The four economic environments
There are 4 economic environments based on economic growth and inflationary conditions.
Financial assets are affected by economic growth and inflation expectations. The performance of each financial asset for each economic environment is explained below.
- Inflation boom: Accelerating Economic growth with Rising inflation
The best performers are emerging market stocks, international real estate, emerging countries’ currencies, commodities, and TIPS (treasury inflation protected securities).
The worst performers are US treasury bonds and cash since they are adversely affected by rising inflation.

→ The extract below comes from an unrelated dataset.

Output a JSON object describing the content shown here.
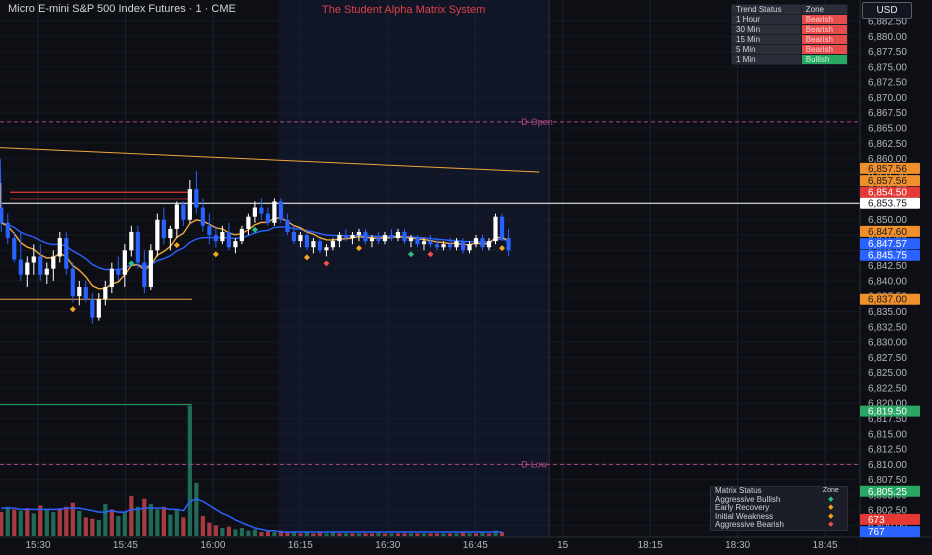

High global growth with rising inflation expectations lifts commodities. Many emerging economies growth is linked to commodities. When commodities rise emerging market stocks, currencies and real estate rise as well.
- Stagflation: Slowing Economic Growth with Rising Inflation
Click to check the Best & Worst Assets during Stagflation
The best asset performers protecting investors from inflation are Gold, Cash, Treasury Inflation Protected Securities, and the US Dollar.
The worst performers are long-duration treasury bonds adversely affected by rising inflation.
- Disinflation boom: Accelerating Economic growth with Slowing Inflation
The best performers are developed markets stocks, developed Real estate and US Treasury bonds.
Low inflation with moderate growth is a good environment for bonds and stocks and bad for the worst performs which are commodities and commodity related sectors.
- Deflation Bust: Slowing Economic Growth with Falling Inflation
During this environment the best asset performers are Long-Duration Treasuries and Cash. Everything else experiences big volatility and often large losses.
During crashes and economic depressions bonds rise while stocks and commodities fall. Investors during these environments look for the safety of their asset rushing into the safety of US treasury bonds and the US dollar while selling stocks and commodities.
MacroVar simpler model monitors the dynamics of Manufacturing PMI as the leading economic indicator to monitor economic conditions. The absolute value and YoY (Momentum) of manufacturing PMI is used to gauge a country’s economic conditions.
MacroVar uses leading economic indicators for each country to predict economic and inflation expectations. More specifically, US ISM PMI components and ESI components for all European countries and the Eurozone are used for structuring this model.
MacroVar also provides a detailed analysis of a country’s economy by analysing more than 30 indicators for each country. Read more about analysing a country’s macroeconomics in detail.
Let’s move now to trading idea generation.